Work required
With pictures omitted, restate the data word for word.

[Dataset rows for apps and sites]
BEGIN

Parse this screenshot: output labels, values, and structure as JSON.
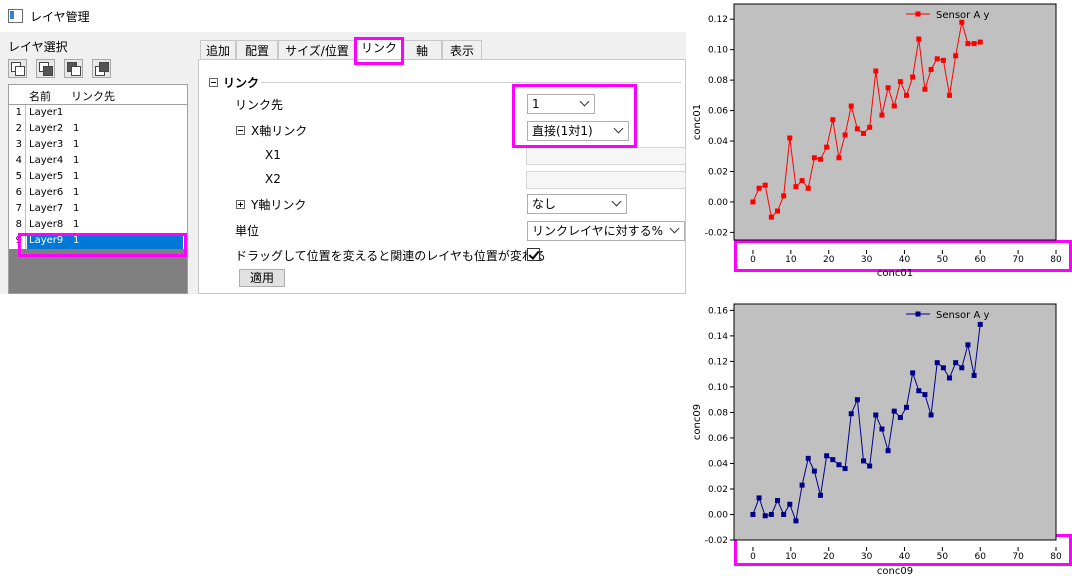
{
  "window": {
    "title": "レイヤ管理"
  },
  "layer_select": {
    "label": "レイヤ選択",
    "buttons": [
      "layer-arrange-icon-1",
      "layer-arrange-icon-2",
      "layer-arrange-icon-3",
      "layer-arrange-icon-4"
    ],
    "columns": [
      "名前",
      "リンク先"
    ],
    "rows": [
      {
        "num": "1",
        "name": "Layer1",
        "link": ""
      },
      {
        "num": "2",
        "name": "Layer2",
        "link": "1"
      },
      {
        "num": "3",
        "name": "Layer3",
        "link": "1"
      },
      {
        "num": "4",
        "name": "Layer4",
        "link": "1"
      },
      {
        "num": "5",
        "name": "Layer5",
        "link": "1"
      },
      {
        "num": "6",
        "name": "Layer6",
        "link": "1"
      },
      {
        "num": "7",
        "name": "Layer7",
        "link": "1"
      },
      {
        "num": "8",
        "name": "Layer8",
        "link": "1"
      },
      {
        "num": "9",
        "name": "Layer9",
        "link": "1"
      }
    ],
    "selected_row": "Layer9"
  },
  "tabs": [
    {
      "label": "追加"
    },
    {
      "label": "配置"
    },
    {
      "label": "サイズ/位置"
    },
    {
      "label": "リンク"
    },
    {
      "label": "軸"
    },
    {
      "label": "表示"
    }
  ],
  "active_tab": "リンク",
  "link_panel": {
    "section_title": "リンク",
    "link_to_label": "リンク先",
    "link_to_value": "1",
    "x_link_label": "X軸リンク",
    "x_link_value": "直接(1対1)",
    "x1_label": "X1",
    "x2_label": "X2",
    "y_link_label": "Y軸リンク",
    "y_link_value": "なし",
    "unit_label": "単位",
    "unit_value": "リンクレイヤに対する%",
    "drag_label": "ドラッグして位置を変えると関連のレイヤも位置が変わる",
    "drag_checked": true,
    "apply_button": "適用"
  },
  "colors": {
    "highlight": "#ff00ff",
    "selection": "#0078d7",
    "plot_bg": "#c0c0c0",
    "series_top": "#ff0000",
    "series_bottom": "#00008b"
  },
  "chart_data": [
    {
      "type": "line",
      "xlabel": "conc01",
      "ylabel": "conc01",
      "legend": "Sensor A y",
      "legend_position": "top-right",
      "xlim": [
        -5,
        80
      ],
      "ylim": [
        -0.025,
        0.13
      ],
      "xticks": [
        "0",
        "10",
        "20",
        "30",
        "40",
        "50",
        "60",
        "70",
        "80"
      ],
      "yticks": [
        "-0.02",
        "0.00",
        "0.02",
        "0.04",
        "0.06",
        "0.08",
        "0.10",
        "0.12"
      ],
      "x": [
        0,
        2,
        4,
        6,
        8,
        10,
        12,
        14,
        16,
        18,
        20,
        22,
        24,
        26,
        28,
        30,
        32,
        34,
        36,
        38,
        40,
        42,
        44,
        46,
        48,
        50,
        52,
        54,
        56,
        58,
        60
      ],
      "y": [
        0.0,
        0.009,
        0.011,
        -0.01,
        -0.006,
        0.004,
        0.042,
        0.01,
        0.014,
        0.009,
        0.029,
        0.028,
        0.036,
        0.054,
        0.029,
        0.044,
        0.063,
        0.048,
        0.045,
        0.049,
        0.086,
        0.057,
        0.075,
        0.063,
        0.079,
        0.07,
        0.082,
        0.107,
        0.074,
        0.087,
        0.094,
        0.093,
        0.07,
        0.096,
        0.118,
        0.104,
        0.104,
        0.105
      ],
      "series_color": "#ff0000"
    },
    {
      "type": "line",
      "xlabel": "conc09",
      "ylabel": "conc09",
      "legend": "Sensor A y",
      "legend_position": "top-right",
      "xlim": [
        -5,
        80
      ],
      "ylim": [
        -0.02,
        0.165
      ],
      "xticks": [
        "0",
        "10",
        "20",
        "30",
        "40",
        "50",
        "60",
        "70",
        "80"
      ],
      "yticks": [
        "-0.02",
        "0.00",
        "0.02",
        "0.04",
        "0.06",
        "0.08",
        "0.10",
        "0.12",
        "0.14",
        "0.16"
      ],
      "x": [
        0,
        2,
        4,
        6,
        8,
        10,
        12,
        14,
        16,
        18,
        20,
        22,
        24,
        26,
        28,
        30,
        32,
        34,
        36,
        38,
        40,
        42,
        44,
        46,
        48,
        50,
        52,
        54,
        56,
        58,
        60
      ],
      "y": [
        0.0,
        0.013,
        -0.001,
        0.0,
        0.011,
        0.0,
        0.008,
        -0.005,
        0.023,
        0.044,
        0.034,
        0.015,
        0.046,
        0.043,
        0.039,
        0.036,
        0.079,
        0.09,
        0.042,
        0.038,
        0.078,
        0.067,
        0.05,
        0.081,
        0.076,
        0.084,
        0.111,
        0.097,
        0.094,
        0.078,
        0.119,
        0.115,
        0.107,
        0.119,
        0.115,
        0.133,
        0.109,
        0.149
      ],
      "series_color": "#00008b"
    }
  ]
}
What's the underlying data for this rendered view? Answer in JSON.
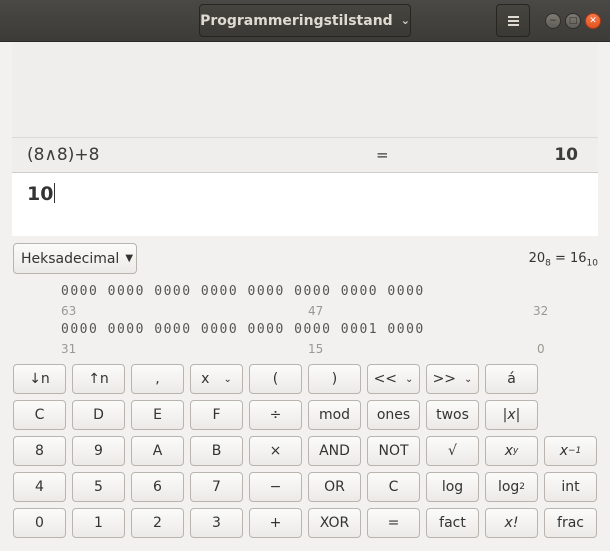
{
  "titlebar": {
    "mode": "Programmeringstilstand"
  },
  "display": {
    "history_expr": "(8∧8)+8",
    "history_eq": "=",
    "history_result": "10",
    "entry_value": "10"
  },
  "base": {
    "selected": "Heksadecimal",
    "conversion": "20",
    "conversion_base1": "8",
    "conversion_eq": " = 16",
    "conversion_base2": "10"
  },
  "bits": {
    "row1": "0000 0000 0000 0000 0000 0000 0000 0000",
    "row2": "0000 0000 0000 0000 0000 0000 0001 0000",
    "labels1": [
      "63",
      "47",
      "32"
    ],
    "labels2": [
      "31",
      "15",
      "0"
    ]
  },
  "buttons": {
    "row1": [
      "↓n",
      "↑n",
      ",",
      "x",
      "(",
      ")",
      "<<",
      ">>",
      "á"
    ],
    "row2": [
      "C",
      "D",
      "E",
      "F",
      "÷",
      "mod",
      "ones",
      "twos",
      "|x|"
    ],
    "row3": [
      "8",
      "9",
      "A",
      "B",
      "×",
      "AND",
      "NOT",
      "√",
      "x",
      "y",
      "x",
      "−1"
    ],
    "row4": [
      "4",
      "5",
      "6",
      "7",
      "−",
      "OR",
      "C",
      "log",
      "log",
      "2",
      "int"
    ],
    "row5": [
      "0",
      "1",
      "2",
      "3",
      "+",
      "XOR",
      "=",
      "fact",
      "x!",
      "frac"
    ]
  }
}
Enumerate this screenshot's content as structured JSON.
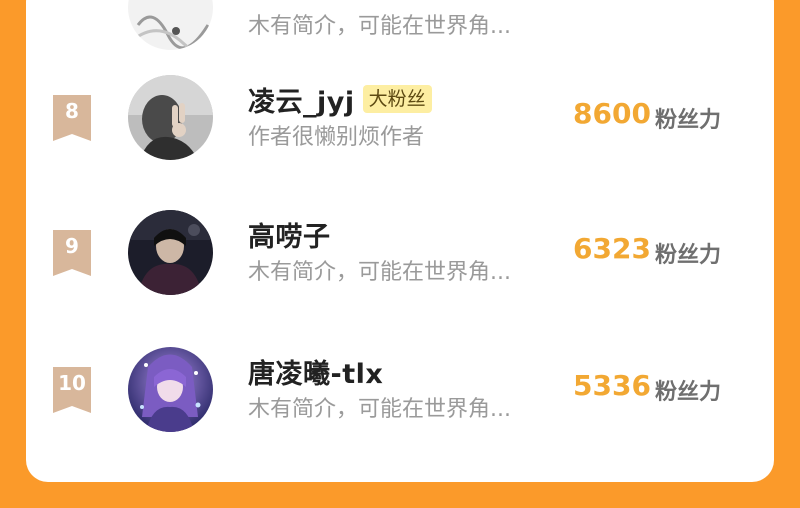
{
  "prev_item": {
    "bio": "木有简介，可能在世界角..."
  },
  "fans": [
    {
      "rank": "8",
      "name": "凌云_jyj",
      "badge": "大粉丝",
      "bio": "作者很懒别烦作者",
      "score": "8600",
      "unit": "粉丝力",
      "avatar_icon": "avatar-hand-gesture"
    },
    {
      "rank": "9",
      "name": "高唠子",
      "badge": "",
      "bio": "木有简介，可能在世界角...",
      "score": "6323",
      "unit": "粉丝力",
      "avatar_icon": "avatar-dark-portrait"
    },
    {
      "rank": "10",
      "name": "唐凌曦-tlx",
      "badge": "",
      "bio": "木有简介，可能在世界角...",
      "score": "5336",
      "unit": "粉丝力",
      "avatar_icon": "avatar-anime-girl"
    }
  ],
  "colors": {
    "background": "#fb9a2a",
    "card": "#ffffff",
    "score": "#f2a833",
    "rank_badge": "#d8b79b",
    "fan_badge_bg": "#fdeea2"
  }
}
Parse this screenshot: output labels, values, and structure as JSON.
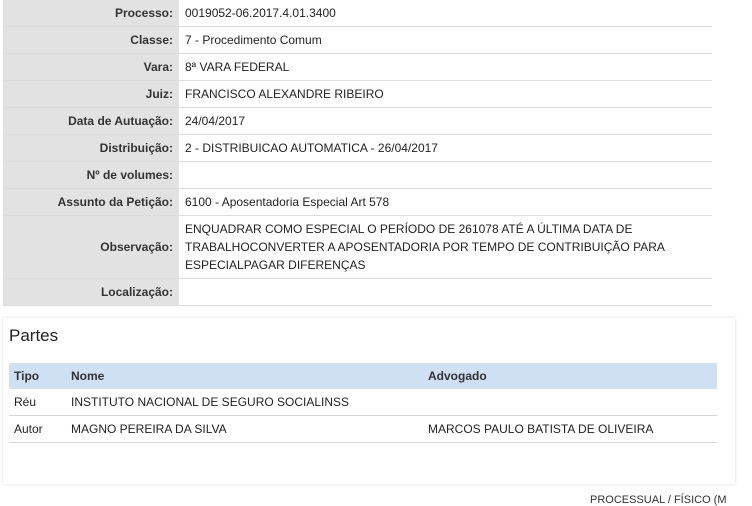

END

Exercise response
Parse this screenshot: output labels, values, and structure as JSON.
{
  "window": {
    "title": "レイヤ管理"
  },
  "layer_select": {
    "label": "レイヤ選択",
    "buttons": [
      "layer-arrange-icon-1",
      "layer-arrange-icon-2",
      "layer-arrange-icon-3",
      "layer-arrange-icon-4"
    ],
    "columns": [
      "名前",
      "リンク先"
    ],
    "rows": [
      {
        "num": "1",
        "name": "Layer1",
        "link": ""
      },
      {
        "num": "2",
        "name": "Layer2",
        "link": "1"
      },
      {
        "num": "3",
        "name": "Layer3",
        "link": "1"
      },
      {
        "num": "4",
        "name": "Layer4",
        "link": "1"
      },
      {
        "num": "5",
        "name": "Layer5",
        "link": "1"
      },
      {
        "num": "6",
        "name": "Layer6",
        "link": "1"
      },
      {
        "num": "7",
        "name": "Layer7",
        "link": "1"
      },
      {
        "num": "8",
        "name": "Layer8",
        "link": "1"
      },
      {
        "num": "9",
        "name": "Layer9",
        "link": "1"
      }
    ],
    "selected_row": "Layer9"
  },
  "tabs": [
    {
      "label": "追加"
    },
    {
      "label": "配置"
    },
    {
      "label": "サイズ/位置"
    },
    {
      "label": "リンク"
    },
    {
      "label": "軸"
    },
    {
      "label": "表示"
    }
  ],
  "active_tab": "リンク",
  "link_panel": {
    "section_title": "リンク",
    "link_to_label": "リンク先",
    "link_to_value": "1",
    "x_link_label": "X軸リンク",
    "x_link_value": "直接(1対1)",
    "x1_label": "X1",
    "x2_label": "X2",
    "y_link_label": "Y軸リンク",
    "y_link_value": "なし",
    "unit_label": "単位",
    "unit_value": "リンクレイヤに対する%",
    "drag_label": "ドラッグして位置を変えると関連のレイヤも位置が変わる",
    "drag_checked": true,
    "apply_button": "適用"
  },
  "colors": {
    "highlight": "#ff00ff",
    "selection": "#0078d7",
    "plot_bg": "#c0c0c0",
    "series_top": "#ff0000",
    "series_bottom": "#00008b"
  },
  "chart_data": [
    {
      "type": "line",
      "xlabel": "conc01",
      "ylabel": "conc01",
      "legend": "Sensor A y",
      "legend_position": "top-right",
      "xlim": [
        -5,
        80
      ],
      "ylim": [
        -0.025,
        0.13
      ],
      "xticks": [
        "0",
        "10",
        "20",
        "30",
        "40",
        "50",
        "60",
        "70",
        "80"
      ],
      "yticks": [
        "-0.02",
        "0.00",
        "0.02",
        "0.04",
        "0.06",
        "0.08",
        "0.10",
        "0.12"
      ],
      "x": [
        0,
        2,
        4,
        6,
        8,
        10,
        12,
        14,
        16,
        18,
        20,
        22,
        24,
        26,
        28,
        30,
        32,
        34,
        36,
        38,
        40,
        42,
        44,
        46,
        48,
        50,
        52,
        54,
        56,
        58,
        60
      ],
      "y": [
        0.0,
        0.009,
        0.011,
        -0.01,
        -0.006,
        0.004,
        0.042,
        0.01,
        0.014,
        0.009,
        0.029,
        0.028,
        0.036,
        0.054,
        0.029,
        0.044,
        0.063,
        0.048,
        0.045,
        0.049,
        0.086,
        0.057,
        0.075,
        0.063,
        0.079,
        0.07,
        0.082,
        0.107,
        0.074,
        0.087,
        0.094,
        0.093,
        0.07,
        0.096,
        0.118,
        0.104,
        0.104,
        0.105
      ],
      "series_color": "#ff0000"
    },
    {
      "type": "line",
      "xlabel": "conc09",
      "ylabel": "conc09",
      "legend": "Sensor A y",
      "legend_position": "top-right",
      "xlim": [
        -5,
        80
      ],
      "ylim": [
        -0.02,
        0.165
      ],
      "xticks": [
        "0",
        "10",
        "20",
        "30",
        "40",
        "50",
        "60",
        "70",
        "80"
      ],
      "yticks": [
        "-0.02",
        "0.00",
        "0.02",
        "0.04",
        "0.06",
        "0.08",
        "0.10",
        "0.12",
        "0.14",
        "0.16"
      ],
      "x": [
        0,
        2,
        4,
        6,
        8,
        10,
        12,
        14,
        16,
        18,
        20,
        22,
        24,
        26,
        28,
        30,
        32,
        34,
        36,
        38,
        40,
        42,
        44,
        46,
        48,
        50,
        52,
        54,
        56,
        58,
        60
      ],
      "y": [
        0.0,
        0.013,
        -0.001,
        0.0,
        0.011,
        0.0,
        0.008,
        -0.005,
        0.023,
        0.044,
        0.034,
        0.015,
        0.046,
        0.043,
        0.039,
        0.036,
        0.079,
        0.09,
        0.042,
        0.038,
        0.078,
        0.067,
        0.05,
        0.081,
        0.076,
        0.084,
        0.111,
        0.097,
        0.094,
        0.078,
        0.119,
        0.115,
        0.107,
        0.119,
        0.115,
        0.133,
        0.109,
        0.149
      ],
      "series_color": "#00008b"
    }
  ]
}
What's the underlying data for this rendered view? Answer in JSON.
{
  "titlebar": {
    "mode": "Programmeringstilstand"
  },
  "display": {
    "history_expr": "(8∧8)+8",
    "history_eq": "=",
    "history_result": "10",
    "entry_value": "10"
  },
  "base": {
    "selected": "Heksadecimal",
    "conversion": "20",
    "conversion_base1": "8",
    "conversion_eq": " = 16",
    "conversion_base2": "10"
  },
  "bits": {
    "row1": "0000 0000 0000 0000 0000 0000 0000 0000",
    "row2": "0000 0000 0000 0000 0000 0000 0001 0000",
    "labels1": [
      "63",
      "47",
      "32"
    ],
    "labels2": [
      "31",
      "15",
      "0"
    ]
  },
  "buttons": {
    "row1": [
      "↓n",
      "↑n",
      ",",
      "x",
      "(",
      ")",
      "<<",
      ">>",
      "á"
    ],
    "row2": [
      "C",
      "D",
      "E",
      "F",
      "÷",
      "mod",
      "ones",
      "twos",
      "|x|"
    ],
    "row3": [
      "8",
      "9",
      "A",
      "B",
      "×",
      "AND",
      "NOT",
      "√",
      "x",
      "y",
      "x",
      "−1"
    ],
    "row4": [
      "4",
      "5",
      "6",
      "7",
      "−",
      "OR",
      "C",
      "log",
      "log",
      "2",
      "int"
    ],
    "row5": [
      "0",
      "1",
      "2",
      "3",
      "+",
      "XOR",
      "=",
      "fact",
      "x!",
      "frac"
    ]
  }
}
Enumerate this screenshot's content as structured JSON.
{
  "prev_item": {
    "bio": "木有简介，可能在世界角..."
  },
  "fans": [
    {
      "rank": "8",
      "name": "凌云_jyj",
      "badge": "大粉丝",
      "bio": "作者很懒别烦作者",
      "score": "8600",
      "unit": "粉丝力",
      "avatar_icon": "avatar-hand-gesture"
    },
    {
      "rank": "9",
      "name": "高唠子",
      "badge": "",
      "bio": "木有简介，可能在世界角...",
      "score": "6323",
      "unit": "粉丝力",
      "avatar_icon": "avatar-dark-portrait"
    },
    {
      "rank": "10",
      "name": "唐凌曦-tlx",
      "badge": "",
      "bio": "木有简介，可能在世界角...",
      "score": "5336",
      "unit": "粉丝力",
      "avatar_icon": "avatar-anime-girl"
    }
  ],
  "colors": {
    "background": "#fb9a2a",
    "card": "#ffffff",
    "score": "#f2a833",
    "rank_badge": "#d8b79b",
    "fan_badge_bg": "#fdeea2"
  }
}
Parse this screenshot: output labels, values, and structure as JSON.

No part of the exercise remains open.